Say how many lines in this listing include the word "value", with no other words in the reply.

··········

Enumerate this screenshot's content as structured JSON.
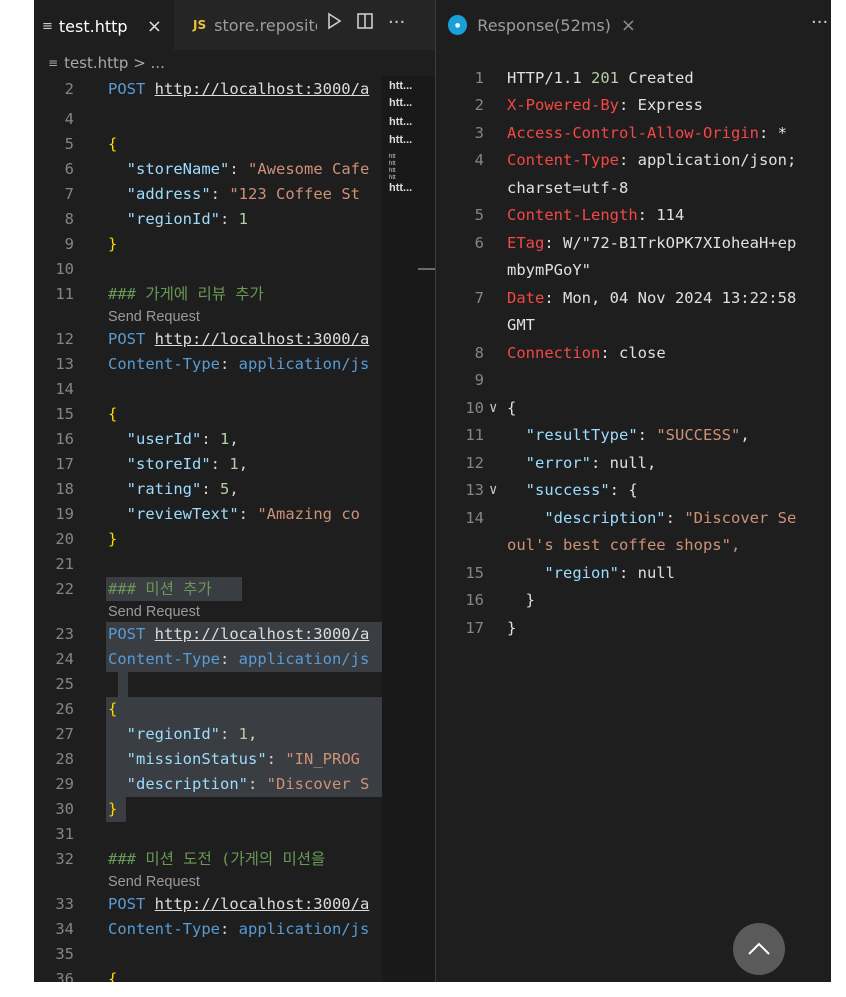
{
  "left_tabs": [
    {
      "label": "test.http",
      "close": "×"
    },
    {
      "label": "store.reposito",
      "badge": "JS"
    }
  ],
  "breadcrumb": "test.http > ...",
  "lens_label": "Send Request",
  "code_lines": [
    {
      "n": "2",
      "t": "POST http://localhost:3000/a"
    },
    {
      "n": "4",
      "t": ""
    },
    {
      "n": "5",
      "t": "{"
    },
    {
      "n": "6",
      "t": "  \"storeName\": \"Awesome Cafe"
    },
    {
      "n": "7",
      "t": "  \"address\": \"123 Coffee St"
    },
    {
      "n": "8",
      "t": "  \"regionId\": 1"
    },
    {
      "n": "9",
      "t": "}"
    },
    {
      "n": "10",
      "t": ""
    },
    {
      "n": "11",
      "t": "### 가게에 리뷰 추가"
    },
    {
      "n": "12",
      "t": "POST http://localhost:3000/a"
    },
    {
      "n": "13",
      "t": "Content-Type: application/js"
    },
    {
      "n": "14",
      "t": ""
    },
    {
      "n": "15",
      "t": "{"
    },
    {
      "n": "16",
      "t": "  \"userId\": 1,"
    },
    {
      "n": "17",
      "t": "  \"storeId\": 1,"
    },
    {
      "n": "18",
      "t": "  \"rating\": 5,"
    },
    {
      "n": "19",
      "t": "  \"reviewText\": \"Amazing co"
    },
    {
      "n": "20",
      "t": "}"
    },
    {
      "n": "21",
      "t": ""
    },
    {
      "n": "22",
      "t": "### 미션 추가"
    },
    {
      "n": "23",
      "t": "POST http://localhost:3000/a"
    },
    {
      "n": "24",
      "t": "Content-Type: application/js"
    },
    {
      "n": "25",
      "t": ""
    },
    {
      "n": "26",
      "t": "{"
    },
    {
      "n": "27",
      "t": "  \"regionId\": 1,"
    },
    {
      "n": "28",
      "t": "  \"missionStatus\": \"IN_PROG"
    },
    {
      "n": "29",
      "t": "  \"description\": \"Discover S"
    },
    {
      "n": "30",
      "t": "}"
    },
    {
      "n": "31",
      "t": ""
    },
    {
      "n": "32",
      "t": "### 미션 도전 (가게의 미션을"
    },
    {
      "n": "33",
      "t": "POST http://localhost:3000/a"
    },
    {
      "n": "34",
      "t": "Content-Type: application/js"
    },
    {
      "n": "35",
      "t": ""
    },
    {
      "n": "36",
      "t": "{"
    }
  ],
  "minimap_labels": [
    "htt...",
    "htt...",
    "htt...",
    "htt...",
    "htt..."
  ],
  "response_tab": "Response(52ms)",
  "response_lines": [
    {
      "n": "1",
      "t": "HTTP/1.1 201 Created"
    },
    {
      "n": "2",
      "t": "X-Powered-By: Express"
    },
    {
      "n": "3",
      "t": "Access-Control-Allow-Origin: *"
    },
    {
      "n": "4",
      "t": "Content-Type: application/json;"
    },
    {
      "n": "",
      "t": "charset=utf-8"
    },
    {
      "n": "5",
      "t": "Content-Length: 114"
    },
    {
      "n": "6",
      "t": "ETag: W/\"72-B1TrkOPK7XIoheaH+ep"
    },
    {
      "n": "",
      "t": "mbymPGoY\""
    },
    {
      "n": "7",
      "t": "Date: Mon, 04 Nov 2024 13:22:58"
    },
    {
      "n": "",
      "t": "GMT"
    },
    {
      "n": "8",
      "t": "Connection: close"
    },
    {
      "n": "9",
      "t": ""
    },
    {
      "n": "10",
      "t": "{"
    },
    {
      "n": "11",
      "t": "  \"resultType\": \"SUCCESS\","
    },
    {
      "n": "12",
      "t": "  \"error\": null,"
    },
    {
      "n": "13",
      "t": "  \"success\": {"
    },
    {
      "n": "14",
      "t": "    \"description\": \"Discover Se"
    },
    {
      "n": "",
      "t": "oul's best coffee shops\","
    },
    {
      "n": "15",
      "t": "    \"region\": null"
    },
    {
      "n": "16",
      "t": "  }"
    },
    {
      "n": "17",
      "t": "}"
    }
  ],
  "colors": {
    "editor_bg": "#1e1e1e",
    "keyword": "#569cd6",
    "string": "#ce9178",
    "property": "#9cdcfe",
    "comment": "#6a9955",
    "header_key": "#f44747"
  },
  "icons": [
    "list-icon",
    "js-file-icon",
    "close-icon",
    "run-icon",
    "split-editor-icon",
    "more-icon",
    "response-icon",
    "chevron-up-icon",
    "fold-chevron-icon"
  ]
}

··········

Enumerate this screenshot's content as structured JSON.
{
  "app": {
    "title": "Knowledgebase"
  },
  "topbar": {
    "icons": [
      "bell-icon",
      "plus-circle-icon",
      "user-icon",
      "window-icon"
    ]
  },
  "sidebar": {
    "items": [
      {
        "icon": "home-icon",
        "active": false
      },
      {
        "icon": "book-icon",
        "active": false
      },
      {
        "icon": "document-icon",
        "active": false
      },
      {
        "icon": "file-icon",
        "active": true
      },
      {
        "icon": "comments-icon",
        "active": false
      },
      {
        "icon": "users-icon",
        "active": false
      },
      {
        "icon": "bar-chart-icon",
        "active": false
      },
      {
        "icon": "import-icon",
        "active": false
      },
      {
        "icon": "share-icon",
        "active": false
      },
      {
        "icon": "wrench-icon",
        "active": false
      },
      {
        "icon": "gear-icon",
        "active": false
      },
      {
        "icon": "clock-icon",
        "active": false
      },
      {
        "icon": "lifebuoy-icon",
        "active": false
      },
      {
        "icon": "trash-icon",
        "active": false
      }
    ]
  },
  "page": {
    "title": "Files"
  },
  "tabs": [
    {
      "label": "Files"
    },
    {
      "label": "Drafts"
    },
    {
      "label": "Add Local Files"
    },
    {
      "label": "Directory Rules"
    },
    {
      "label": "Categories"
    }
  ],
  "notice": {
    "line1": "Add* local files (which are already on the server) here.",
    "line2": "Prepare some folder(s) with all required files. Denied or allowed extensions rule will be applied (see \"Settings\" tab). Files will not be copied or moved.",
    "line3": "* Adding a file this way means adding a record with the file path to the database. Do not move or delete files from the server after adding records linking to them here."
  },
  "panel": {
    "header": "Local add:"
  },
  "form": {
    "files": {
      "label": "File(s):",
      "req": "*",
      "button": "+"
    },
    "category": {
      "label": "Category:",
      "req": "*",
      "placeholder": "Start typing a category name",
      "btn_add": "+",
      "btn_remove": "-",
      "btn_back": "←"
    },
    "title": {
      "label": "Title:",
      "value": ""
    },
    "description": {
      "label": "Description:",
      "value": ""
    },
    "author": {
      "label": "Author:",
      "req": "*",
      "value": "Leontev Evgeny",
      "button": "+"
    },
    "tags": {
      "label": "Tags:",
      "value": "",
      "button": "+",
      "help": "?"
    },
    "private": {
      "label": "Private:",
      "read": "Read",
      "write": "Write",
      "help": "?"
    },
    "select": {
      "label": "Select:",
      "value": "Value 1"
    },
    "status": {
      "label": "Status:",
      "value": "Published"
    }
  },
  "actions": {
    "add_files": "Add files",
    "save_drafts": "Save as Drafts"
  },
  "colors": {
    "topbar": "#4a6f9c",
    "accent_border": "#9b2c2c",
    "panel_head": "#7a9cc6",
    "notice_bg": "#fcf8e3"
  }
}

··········

* [WRITTEN ANSWER]
6